LCH clearnet reduces margins on Irish bonds

45% to 35%

Even now, despite all the ‘crisis’ talk, having sovs on your balance sheet is the least capital intensive asset class, mark to market or not. If anything the bankers could rapidly gorge themselves on these deals over the next while. Money for auld rope, no risk, heck it’s like 2006 on the streets of Ballsbridge and Mespil road tonight.

Capital rules including the stress tests are stuck in 2004. Back when greece was known only for ruining football games and bringing the olympics home. For public safety at this stage, that just might be a good thing.

Dave McWiliams dissed this whole thing this morning worth listening to

I was on a train recently with a Labour senator - he was openly talking to someone saying that this was the government policy - wait for the big boys to sort everything out and just keep quiet in the meantime. I was surprised that it seemed so “of course”.

That’s quality leadership right there. No need for contingency plans. No need for innovation.

The Irish banks would have bought the original bonds back in the good old days of 2007 and 2008 when the Irish state was borrowing more and more as tax revenues imploded and they were begging for the guarantee.

Who can take seriously the likes of PTSB, BOI and AIB or worse still IBRC “swapping” government paper and publicly proclaim “Ireland is back in the bond market again !”. This is such an obviously self-dealing transaction it looks more like a sign of weakness than of strength.

It reminds me of the Cluid transaction buying those overpriced apartments in Sandyford.

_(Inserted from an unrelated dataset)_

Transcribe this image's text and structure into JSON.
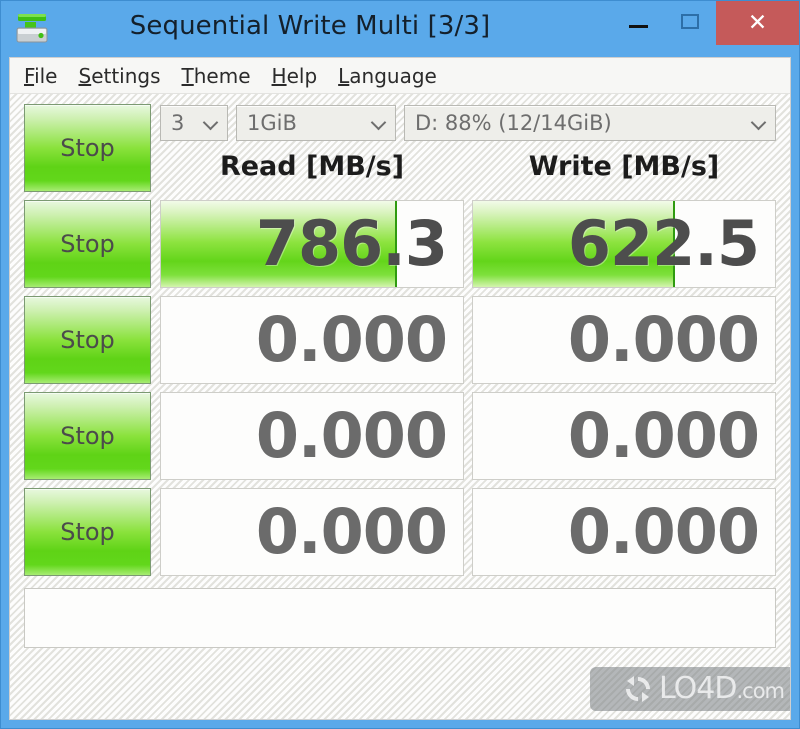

All this does is make them look more desperate to the hedge fund guys.

They’ve cut margins again; from 25% to 15%